  • On 25 January 1990, Avianca Flight 52, a Boeing 707–320 operating Flight 52 en route from Bogotá to New York City via Medellín crashed in the town of Cove Neck, New York, after running out of fuel while in a holding pattern, awaiting landing at New York's Kennedy Airport, killing 73 of the 158 people aboard.
  • On 26 April 1990, 19th of April Movement presidential candidate Carlos Pizarro was gunned down during a domestic Avianca flight.
  • On 12 April 1999, a Fokker 50 operating Flight 9463 from Bogotà to Bucaramanga was hijacked by 6 ELN members, who forced the plane to make an emergency landing on a clandestine runway in the Bolivar region. One passenger died during captivity, the rest were eventually liberated a year after the hijack.
  • Certifications

    In the field of security, Avianca has different international certifications that guarantee the quality of its procedures and safety standards in their services of maintenance, training and support to aircraft.
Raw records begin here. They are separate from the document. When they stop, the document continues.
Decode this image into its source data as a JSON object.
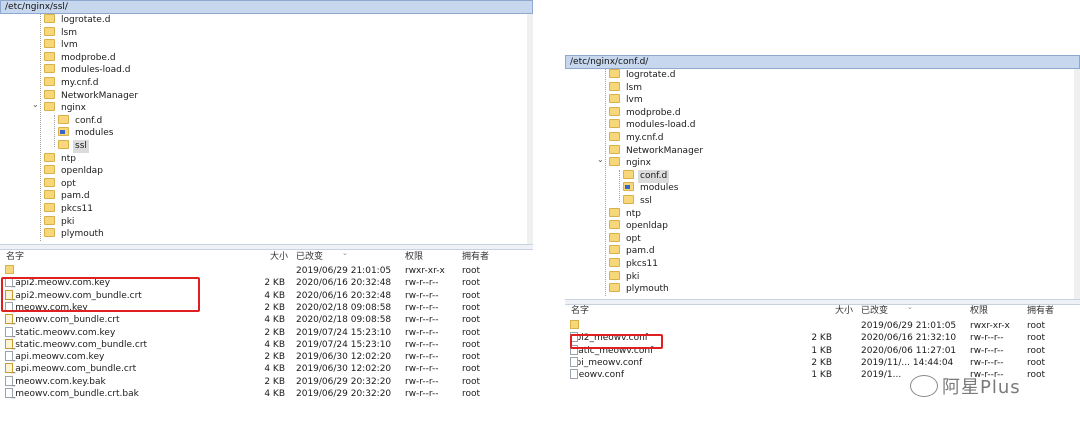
{
  "left": {
    "path": "/etc/nginx/ssl/",
    "tree": [
      {
        "label": "logrotate.d",
        "depth": 0
      },
      {
        "label": "lsm",
        "depth": 0
      },
      {
        "label": "lvm",
        "depth": 0
      },
      {
        "label": "modprobe.d",
        "depth": 0
      },
      {
        "label": "modules-load.d",
        "depth": 0
      },
      {
        "label": "my.cnf.d",
        "depth": 0
      },
      {
        "label": "NetworkManager",
        "depth": 0
      },
      {
        "label": "nginx",
        "depth": 0,
        "expanded": true
      },
      {
        "label": "conf.d",
        "depth": 1
      },
      {
        "label": "modules",
        "depth": 1,
        "link": true
      },
      {
        "label": "ssl",
        "depth": 1,
        "selected": true
      },
      {
        "label": "ntp",
        "depth": 0
      },
      {
        "label": "openldap",
        "depth": 0
      },
      {
        "label": "opt",
        "depth": 0
      },
      {
        "label": "pam.d",
        "depth": 0
      },
      {
        "label": "pkcs11",
        "depth": 0
      },
      {
        "label": "pki",
        "depth": 0
      },
      {
        "label": "plymouth",
        "depth": 0
      }
    ],
    "columns": {
      "name": "名字",
      "size": "大小",
      "modified": "已改变",
      "perm": "权限",
      "owner": "拥有者"
    },
    "files": [
      {
        "name": "..",
        "size": "",
        "modified": "2019/06/29 21:01:05",
        "perm": "rwxr-xr-x",
        "owner": "root",
        "icon": "up"
      },
      {
        "name": "2_api2.meowv.com.key",
        "size": "2 KB",
        "modified": "2020/06/16 20:32:48",
        "perm": "rw-r--r--",
        "owner": "root",
        "icon": "file"
      },
      {
        "name": "1_api2.meowv.com_bundle.crt",
        "size": "4 KB",
        "modified": "2020/06/16 20:32:48",
        "perm": "rw-r--r--",
        "owner": "root",
        "icon": "cert"
      },
      {
        "name": "2_meowv.com.key",
        "size": "2 KB",
        "modified": "2020/02/18 09:08:58",
        "perm": "rw-r--r--",
        "owner": "root",
        "icon": "file"
      },
      {
        "name": "1_meowv.com_bundle.crt",
        "size": "4 KB",
        "modified": "2020/02/18 09:08:58",
        "perm": "rw-r--r--",
        "owner": "root",
        "icon": "cert"
      },
      {
        "name": "2_static.meowv.com.key",
        "size": "2 KB",
        "modified": "2019/07/24 15:23:10",
        "perm": "rw-r--r--",
        "owner": "root",
        "icon": "file"
      },
      {
        "name": "1_static.meowv.com_bundle.crt",
        "size": "4 KB",
        "modified": "2019/07/24 15:23:10",
        "perm": "rw-r--r--",
        "owner": "root",
        "icon": "cert"
      },
      {
        "name": "2_api.meowv.com.key",
        "size": "2 KB",
        "modified": "2019/06/30 12:02:20",
        "perm": "rw-r--r--",
        "owner": "root",
        "icon": "file"
      },
      {
        "name": "1_api.meowv.com_bundle.crt",
        "size": "4 KB",
        "modified": "2019/06/30 12:02:20",
        "perm": "rw-r--r--",
        "owner": "root",
        "icon": "cert"
      },
      {
        "name": "2_meowv.com.key.bak",
        "size": "2 KB",
        "modified": "2019/06/29 20:32:20",
        "perm": "rw-r--r--",
        "owner": "root",
        "icon": "file"
      },
      {
        "name": "1_meowv.com_bundle.crt.bak",
        "size": "4 KB",
        "modified": "2019/06/29 20:32:20",
        "perm": "rw-r--r--",
        "owner": "root",
        "icon": "file"
      }
    ]
  },
  "right": {
    "path": "/etc/nginx/conf.d/",
    "tree": [
      {
        "label": "logrotate.d",
        "depth": 0
      },
      {
        "label": "lsm",
        "depth": 0
      },
      {
        "label": "lvm",
        "depth": 0
      },
      {
        "label": "modprobe.d",
        "depth": 0
      },
      {
        "label": "modules-load.d",
        "depth": 0
      },
      {
        "label": "my.cnf.d",
        "depth": 0
      },
      {
        "label": "NetworkManager",
        "depth": 0
      },
      {
        "label": "nginx",
        "depth": 0,
        "expanded": true
      },
      {
        "label": "conf.d",
        "depth": 1,
        "selected": true
      },
      {
        "label": "modules",
        "depth": 1,
        "link": true
      },
      {
        "label": "ssl",
        "depth": 1
      },
      {
        "label": "ntp",
        "depth": 0
      },
      {
        "label": "openldap",
        "depth": 0
      },
      {
        "label": "opt",
        "depth": 0
      },
      {
        "label": "pam.d",
        "depth": 0
      },
      {
        "label": "pkcs11",
        "depth": 0
      },
      {
        "label": "pki",
        "depth": 0
      },
      {
        "label": "plymouth",
        "depth": 0
      }
    ],
    "columns": {
      "name": "名字",
      "size": "大小",
      "modified": "已改变",
      "perm": "权限",
      "owner": "拥有者"
    },
    "files": [
      {
        "name": "..",
        "size": "",
        "modified": "2019/06/29 21:01:05",
        "perm": "rwxr-xr-x",
        "owner": "root",
        "icon": "up"
      },
      {
        "name": "api2_meowv.conf",
        "size": "2 KB",
        "modified": "2020/06/16 21:32:10",
        "perm": "rw-r--r--",
        "owner": "root",
        "icon": "file"
      },
      {
        "name": "static_meowv.conf",
        "size": "1 KB",
        "modified": "2020/06/06 11:27:01",
        "perm": "rw-r--r--",
        "owner": "root",
        "icon": "file"
      },
      {
        "name": "api_meowv.conf",
        "size": "2 KB",
        "modified": "2019/11/... 14:44:04",
        "perm": "rw-r--r--",
        "owner": "root",
        "icon": "file"
      },
      {
        "name": "meowv.conf",
        "size": "1 KB",
        "modified": "2019/1...",
        "perm": "rw-r--r--",
        "owner": "root",
        "icon": "file"
      }
    ]
  },
  "watermark": {
    "text": "阿星Plus"
  },
  "colors": {
    "pathbar": "#c7d7ee",
    "highlight": "#e02020",
    "folder": "#f6d77a"
  }
}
In addition, on November 27, 2008 it received certification ISAGO (IATA Safety Audit for Ground Operations), being the first airline in the world to receive it. ISAGO certifies the compliance with the standards and practices for the control and management of the processes of care and boarding of passengers, cargo, luggage, as well as assistance and handling of aircraft.


    Avianca Wikipedia